| What the task requires |
Lines that include the string "handle" are the ones to copy from the entries below.

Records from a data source
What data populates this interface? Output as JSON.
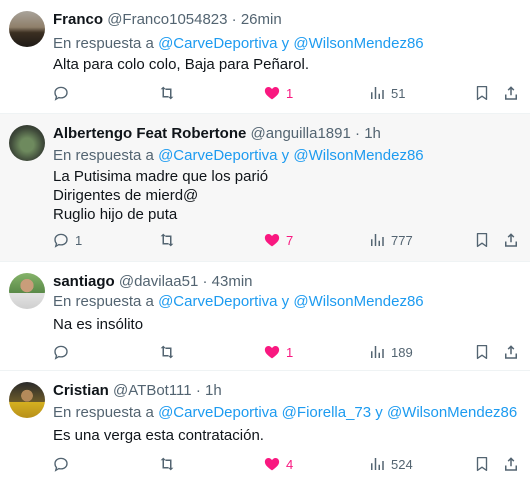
{
  "tweets": [
    {
      "name": "Franco",
      "handle": "@Franco1054823",
      "time": "26min",
      "reply_prefix": "En respuesta a",
      "reply_mentions": "@CarveDeportiva y @WilsonMendez86",
      "lines": [
        "Alta para colo colo, Baja para Peñarol."
      ],
      "replies": "",
      "retweets": "",
      "likes": "1",
      "views": "51"
    },
    {
      "name": "Albertengo Feat Robertone",
      "handle": "@anguilla1891",
      "time": "1h",
      "reply_prefix": "En respuesta a",
      "reply_mentions": "@CarveDeportiva y @WilsonMendez86",
      "lines": [
        "La Putisima madre que los parió",
        "Dirigentes de mierd@",
        "Ruglio hijo de puta"
      ],
      "replies": "1",
      "retweets": "",
      "likes": "7",
      "views": "777"
    },
    {
      "name": "santiago",
      "handle": "@davilaa51",
      "time": "43min",
      "reply_prefix": "En respuesta a",
      "reply_mentions": "@CarveDeportiva y @WilsonMendez86",
      "lines": [
        "Na es insólito"
      ],
      "replies": "",
      "retweets": "",
      "likes": "1",
      "views": "189"
    },
    {
      "name": "Cristian",
      "handle": "@ATBot111",
      "time": "1h",
      "reply_prefix": "En respuesta a",
      "reply_mentions": "@CarveDeportiva @Fiorella_73 y @WilsonMendez86",
      "lines": [
        "Es una verga esta contratación."
      ],
      "replies": "",
      "retweets": "",
      "likes": "4",
      "views": "524"
    }
  ],
  "separator": "·",
  "colors": {
    "accent": "#1d9bf0",
    "like": "#f91880",
    "muted": "#536471",
    "highlight_bg": "#f7f7f7"
  },
  "icons": [
    "reply-icon",
    "retweet-icon",
    "heart-icon",
    "views-icon",
    "bookmark-icon",
    "share-icon"
  ]
}
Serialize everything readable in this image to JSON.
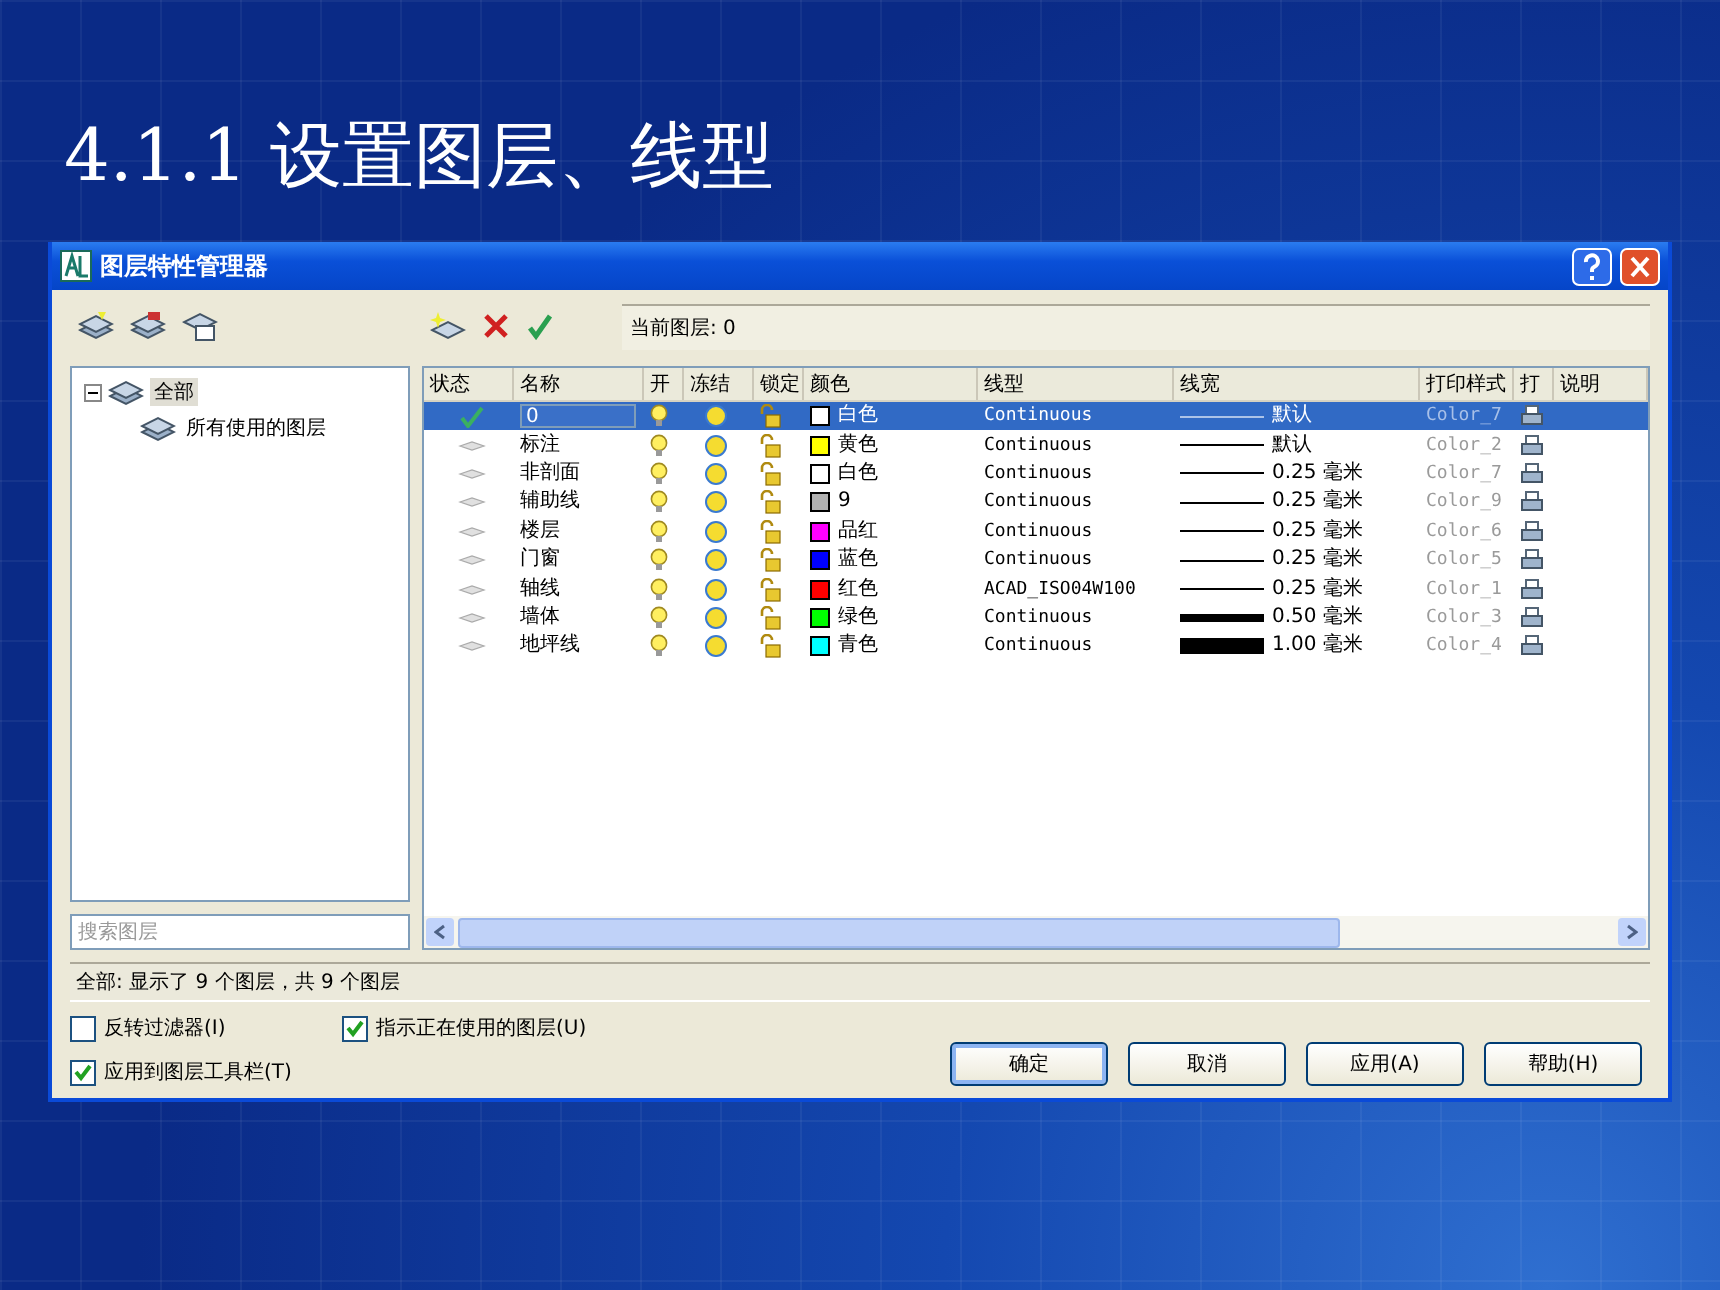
{
  "slide_title": "4.1.1 设置图层、线型",
  "dialog": {
    "title": "图层特性管理器",
    "current_layer": "当前图层: 0",
    "tree": [
      {
        "label": "全部",
        "selected": true,
        "expanded": true,
        "children": [
          {
            "label": "所有使用的图层",
            "selected": false
          }
        ]
      }
    ],
    "search": {
      "placeholder": "搜索图层"
    },
    "table": {
      "columns": [
        "状态",
        "名称",
        "开",
        "冻结",
        "锁定",
        "颜色",
        "线型",
        "线宽",
        "打印样式",
        "打",
        "说明"
      ],
      "rows": [
        {
          "current": true,
          "name": "0",
          "editing": true,
          "selected": true,
          "on": true,
          "frozen": false,
          "locked": false,
          "color": "#ffffff",
          "color_name": "白色",
          "linetype": "Continuous",
          "lineweight": {
            "kind": "thin",
            "text": "默认"
          },
          "plot_style": "Color_7",
          "plot": true
        },
        {
          "current": false,
          "name": "标注",
          "editing": false,
          "selected": false,
          "on": true,
          "frozen": false,
          "locked": false,
          "color": "#ffff00",
          "color_name": "黄色",
          "linetype": "Continuous",
          "lineweight": {
            "kind": "thin",
            "text": "默认"
          },
          "plot_style": "Color_2",
          "plot": true
        },
        {
          "current": false,
          "name": "非剖面",
          "editing": false,
          "selected": false,
          "on": true,
          "frozen": false,
          "locked": false,
          "color": "#ffffff",
          "color_name": "白色",
          "linetype": "Continuous",
          "lineweight": {
            "kind": "thin",
            "text": "0.25 毫米"
          },
          "plot_style": "Color_7",
          "plot": true
        },
        {
          "current": false,
          "name": "辅助线",
          "editing": false,
          "selected": false,
          "on": true,
          "frozen": false,
          "locked": false,
          "color": "#b0b0b0",
          "color_name": "9",
          "linetype": "Continuous",
          "lineweight": {
            "kind": "thin",
            "text": "0.25 毫米"
          },
          "plot_style": "Color_9",
          "plot": true
        },
        {
          "current": false,
          "name": "楼层",
          "editing": false,
          "selected": false,
          "on": true,
          "frozen": false,
          "locked": false,
          "color": "#ff00ff",
          "color_name": "品红",
          "linetype": "Continuous",
          "lineweight": {
            "kind": "thin",
            "text": "0.25 毫米"
          },
          "plot_style": "Color_6",
          "plot": true
        },
        {
          "current": false,
          "name": "门窗",
          "editing": false,
          "selected": false,
          "on": true,
          "frozen": false,
          "locked": false,
          "color": "#0000ff",
          "color_name": "蓝色",
          "linetype": "Continuous",
          "lineweight": {
            "kind": "thin",
            "text": "0.25 毫米"
          },
          "plot_style": "Color_5",
          "plot": true
        },
        {
          "current": false,
          "name": "轴线",
          "editing": false,
          "selected": false,
          "on": true,
          "frozen": false,
          "locked": false,
          "color": "#ff0000",
          "color_name": "红色",
          "linetype": "ACAD_ISO04W100",
          "lineweight": {
            "kind": "thin",
            "text": "0.25 毫米"
          },
          "plot_style": "Color_1",
          "plot": true
        },
        {
          "current": false,
          "name": "墙体",
          "editing": false,
          "selected": false,
          "on": true,
          "frozen": false,
          "locked": false,
          "color": "#00ff00",
          "color_name": "绿色",
          "linetype": "Continuous",
          "lineweight": {
            "kind": "bold",
            "text": "0.50 毫米"
          },
          "plot_style": "Color_3",
          "plot": true
        },
        {
          "current": false,
          "name": "地坪线",
          "editing": false,
          "selected": false,
          "on": true,
          "frozen": false,
          "locked": false,
          "color": "#00ffff",
          "color_name": "青色",
          "linetype": "Continuous",
          "lineweight": {
            "kind": "heavy",
            "text": "1.00 毫米"
          },
          "plot_style": "Color_4",
          "plot": true
        }
      ]
    },
    "status_bar": "全部: 显示了 9 个图层，共 9 个图层",
    "options": [
      {
        "label": "反转过滤器(I)",
        "checked": false
      },
      {
        "label": "指示正在使用的图层(U)",
        "checked": true
      },
      {
        "label": "应用到图层工具栏(T)",
        "checked": true
      }
    ],
    "buttons": [
      {
        "label": "确定",
        "default": true
      },
      {
        "label": "取消",
        "default": false
      },
      {
        "label": "应用(A)",
        "default": false
      },
      {
        "label": "帮助(H)",
        "default": false
      }
    ]
  }
}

| Answer area |
      "handle": "@Franco1054823",
      "handle": "@anguilla1891",
      "handle": "@davilaa51",
      "handle": "@ATBot111",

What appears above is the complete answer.